Segment Start: MATERIAL FOR THE TASK
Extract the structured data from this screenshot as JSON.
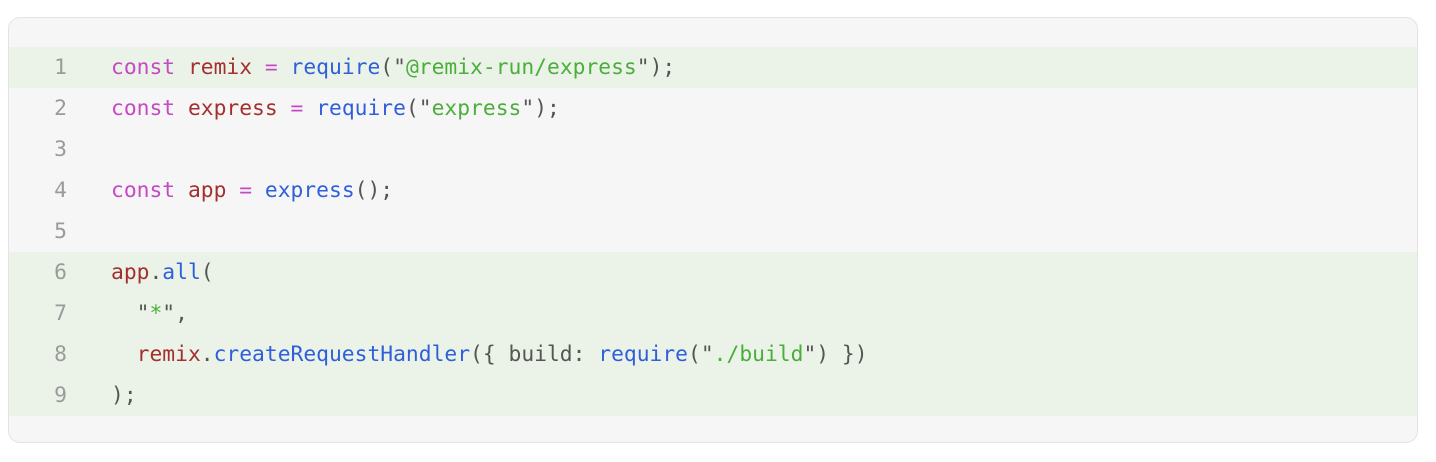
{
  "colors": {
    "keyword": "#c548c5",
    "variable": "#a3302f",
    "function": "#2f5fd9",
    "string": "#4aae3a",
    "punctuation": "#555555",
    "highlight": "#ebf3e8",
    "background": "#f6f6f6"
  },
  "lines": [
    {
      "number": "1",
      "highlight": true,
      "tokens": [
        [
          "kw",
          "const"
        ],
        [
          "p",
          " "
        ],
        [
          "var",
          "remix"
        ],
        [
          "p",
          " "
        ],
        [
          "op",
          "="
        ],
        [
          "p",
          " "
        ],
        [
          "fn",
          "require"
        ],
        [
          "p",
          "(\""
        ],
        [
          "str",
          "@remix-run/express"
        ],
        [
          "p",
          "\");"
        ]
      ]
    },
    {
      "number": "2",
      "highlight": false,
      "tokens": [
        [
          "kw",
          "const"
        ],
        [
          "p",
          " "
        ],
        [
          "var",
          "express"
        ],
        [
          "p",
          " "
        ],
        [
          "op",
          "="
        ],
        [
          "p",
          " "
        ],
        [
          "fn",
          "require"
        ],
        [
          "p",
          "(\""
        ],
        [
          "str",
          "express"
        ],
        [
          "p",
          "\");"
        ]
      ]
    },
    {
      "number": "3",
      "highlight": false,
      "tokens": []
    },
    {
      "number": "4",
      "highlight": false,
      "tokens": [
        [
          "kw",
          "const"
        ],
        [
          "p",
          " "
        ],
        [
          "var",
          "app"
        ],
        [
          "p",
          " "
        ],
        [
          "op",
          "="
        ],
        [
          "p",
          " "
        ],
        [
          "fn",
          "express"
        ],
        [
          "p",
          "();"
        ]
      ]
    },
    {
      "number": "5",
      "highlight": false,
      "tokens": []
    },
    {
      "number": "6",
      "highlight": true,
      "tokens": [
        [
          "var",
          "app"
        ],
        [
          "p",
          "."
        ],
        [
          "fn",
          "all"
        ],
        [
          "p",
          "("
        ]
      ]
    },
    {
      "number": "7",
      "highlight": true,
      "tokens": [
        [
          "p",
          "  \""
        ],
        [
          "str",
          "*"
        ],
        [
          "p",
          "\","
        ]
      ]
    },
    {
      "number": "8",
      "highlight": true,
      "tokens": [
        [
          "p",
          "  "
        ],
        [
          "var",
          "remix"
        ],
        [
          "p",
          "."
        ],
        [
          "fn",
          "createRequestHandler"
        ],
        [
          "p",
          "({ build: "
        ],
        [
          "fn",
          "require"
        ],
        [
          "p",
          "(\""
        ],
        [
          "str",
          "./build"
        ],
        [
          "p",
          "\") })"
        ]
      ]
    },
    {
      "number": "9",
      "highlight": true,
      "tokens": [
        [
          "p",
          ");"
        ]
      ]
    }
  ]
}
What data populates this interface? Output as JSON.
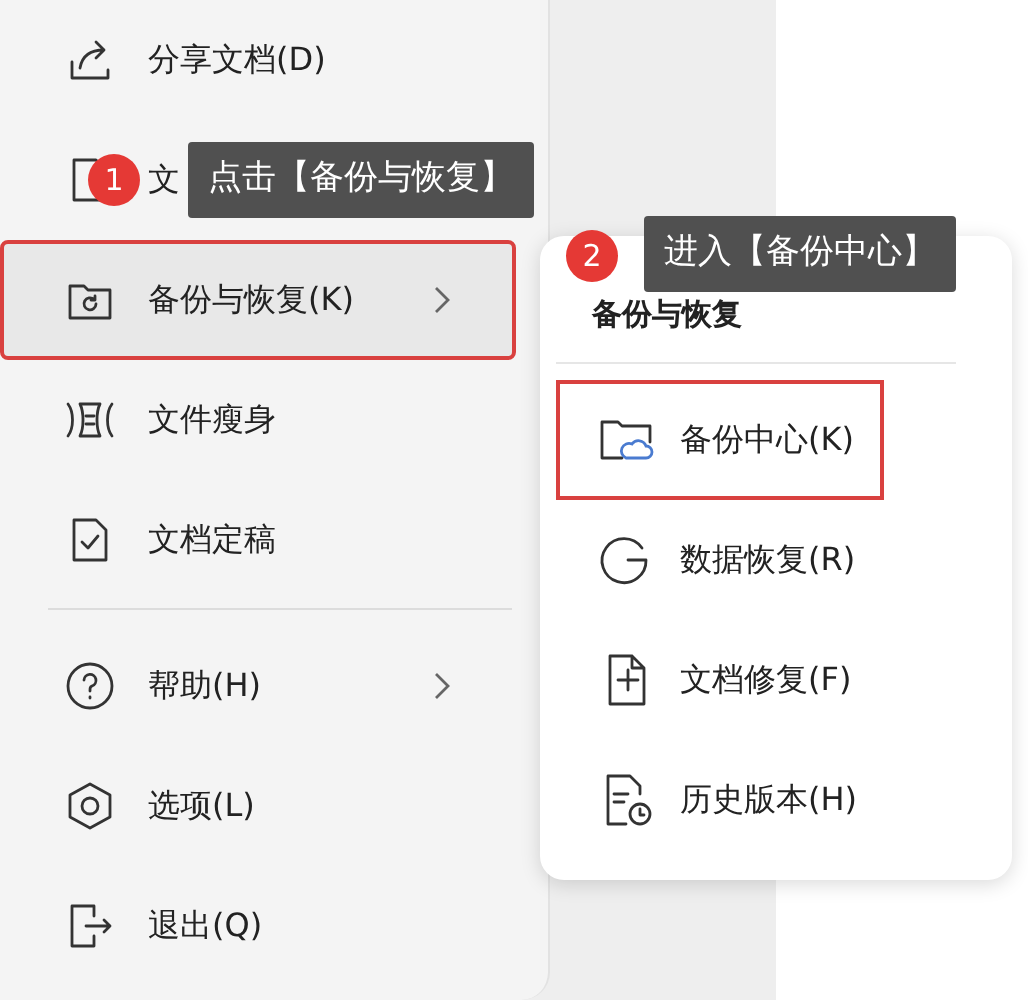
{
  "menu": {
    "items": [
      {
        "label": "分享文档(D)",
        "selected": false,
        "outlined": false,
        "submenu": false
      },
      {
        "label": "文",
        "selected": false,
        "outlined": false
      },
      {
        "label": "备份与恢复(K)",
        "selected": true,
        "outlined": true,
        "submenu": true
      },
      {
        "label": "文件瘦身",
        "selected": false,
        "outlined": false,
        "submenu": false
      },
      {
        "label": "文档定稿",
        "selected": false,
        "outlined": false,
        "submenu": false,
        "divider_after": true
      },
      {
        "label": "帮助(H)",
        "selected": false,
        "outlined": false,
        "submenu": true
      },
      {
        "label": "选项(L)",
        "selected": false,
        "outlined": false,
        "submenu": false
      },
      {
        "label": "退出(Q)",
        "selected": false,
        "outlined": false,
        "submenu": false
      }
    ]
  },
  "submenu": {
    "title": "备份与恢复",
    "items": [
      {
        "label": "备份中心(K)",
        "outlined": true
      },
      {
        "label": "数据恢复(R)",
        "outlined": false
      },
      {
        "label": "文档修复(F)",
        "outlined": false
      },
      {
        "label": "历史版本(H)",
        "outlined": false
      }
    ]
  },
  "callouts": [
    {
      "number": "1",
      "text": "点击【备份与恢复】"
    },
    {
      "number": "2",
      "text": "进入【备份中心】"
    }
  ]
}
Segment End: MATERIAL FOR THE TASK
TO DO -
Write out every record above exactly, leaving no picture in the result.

YOUR SOLUTION -
Extract the structured data from this screenshot as JSON.
{
  "colors": {
    "keyword": "#c548c5",
    "variable": "#a3302f",
    "function": "#2f5fd9",
    "string": "#4aae3a",
    "punctuation": "#555555",
    "highlight": "#ebf3e8",
    "background": "#f6f6f6"
  },
  "lines": [
    {
      "number": "1",
      "highlight": true,
      "tokens": [
        [
          "kw",
          "const"
        ],
        [
          "p",
          " "
        ],
        [
          "var",
          "remix"
        ],
        [
          "p",
          " "
        ],
        [
          "op",
          "="
        ],
        [
          "p",
          " "
        ],
        [
          "fn",
          "require"
        ],
        [
          "p",
          "(\""
        ],
        [
          "str",
          "@remix-run/express"
        ],
        [
          "p",
          "\");"
        ]
      ]
    },
    {
      "number": "2",
      "highlight": false,
      "tokens": [
        [
          "kw",
          "const"
        ],
        [
          "p",
          " "
        ],
        [
          "var",
          "express"
        ],
        [
          "p",
          " "
        ],
        [
          "op",
          "="
        ],
        [
          "p",
          " "
        ],
        [
          "fn",
          "require"
        ],
        [
          "p",
          "(\""
        ],
        [
          "str",
          "express"
        ],
        [
          "p",
          "\");"
        ]
      ]
    },
    {
      "number": "3",
      "highlight": false,
      "tokens": []
    },
    {
      "number": "4",
      "highlight": false,
      "tokens": [
        [
          "kw",
          "const"
        ],
        [
          "p",
          " "
        ],
        [
          "var",
          "app"
        ],
        [
          "p",
          " "
        ],
        [
          "op",
          "="
        ],
        [
          "p",
          " "
        ],
        [
          "fn",
          "express"
        ],
        [
          "p",
          "();"
        ]
      ]
    },
    {
      "number": "5",
      "highlight": false,
      "tokens": []
    },
    {
      "number": "6",
      "highlight": true,
      "tokens": [
        [
          "var",
          "app"
        ],
        [
          "p",
          "."
        ],
        [
          "fn",
          "all"
        ],
        [
          "p",
          "("
        ]
      ]
    },
    {
      "number": "7",
      "highlight": true,
      "tokens": [
        [
          "p",
          "  \""
        ],
        [
          "str",
          "*"
        ],
        [
          "p",
          "\","
        ]
      ]
    },
    {
      "number": "8",
      "highlight": true,
      "tokens": [
        [
          "p",
          "  "
        ],
        [
          "var",
          "remix"
        ],
        [
          "p",
          "."
        ],
        [
          "fn",
          "createRequestHandler"
        ],
        [
          "p",
          "({ build: "
        ],
        [
          "fn",
          "require"
        ],
        [
          "p",
          "(\""
        ],
        [
          "str",
          "./build"
        ],
        [
          "p",
          "\") })"
        ]
      ]
    },
    {
      "number": "9",
      "highlight": true,
      "tokens": [
        [
          "p",
          ");"
        ]
      ]
    }
  ]
}
What data populates this interface? Output as JSON.
{
  "menu": {
    "items": [
      {
        "label": "分享文档(D)",
        "selected": false,
        "outlined": false,
        "submenu": false
      },
      {
        "label": "文",
        "selected": false,
        "outlined": false
      },
      {
        "label": "备份与恢复(K)",
        "selected": true,
        "outlined": true,
        "submenu": true
      },
      {
        "label": "文件瘦身",
        "selected": false,
        "outlined": false,
        "submenu": false
      },
      {
        "label": "文档定稿",
        "selected": false,
        "outlined": false,
        "submenu": false,
        "divider_after": true
      },
      {
        "label": "帮助(H)",
        "selected": false,
        "outlined": false,
        "submenu": true
      },
      {
        "label": "选项(L)",
        "selected": false,
        "outlined": false,
        "submenu": false
      },
      {
        "label": "退出(Q)",
        "selected": false,
        "outlined": false,
        "submenu": false
      }
    ]
  },
  "submenu": {
    "title": "备份与恢复",
    "items": [
      {
        "label": "备份中心(K)",
        "outlined": true
      },
      {
        "label": "数据恢复(R)",
        "outlined": false
      },
      {
        "label": "文档修复(F)",
        "outlined": false
      },
      {
        "label": "历史版本(H)",
        "outlined": false
      }
    ]
  },
  "callouts": [
    {
      "number": "1",
      "text": "点击【备份与恢复】"
    },
    {
      "number": "2",
      "text": "进入【备份中心】"
    }
  ]
}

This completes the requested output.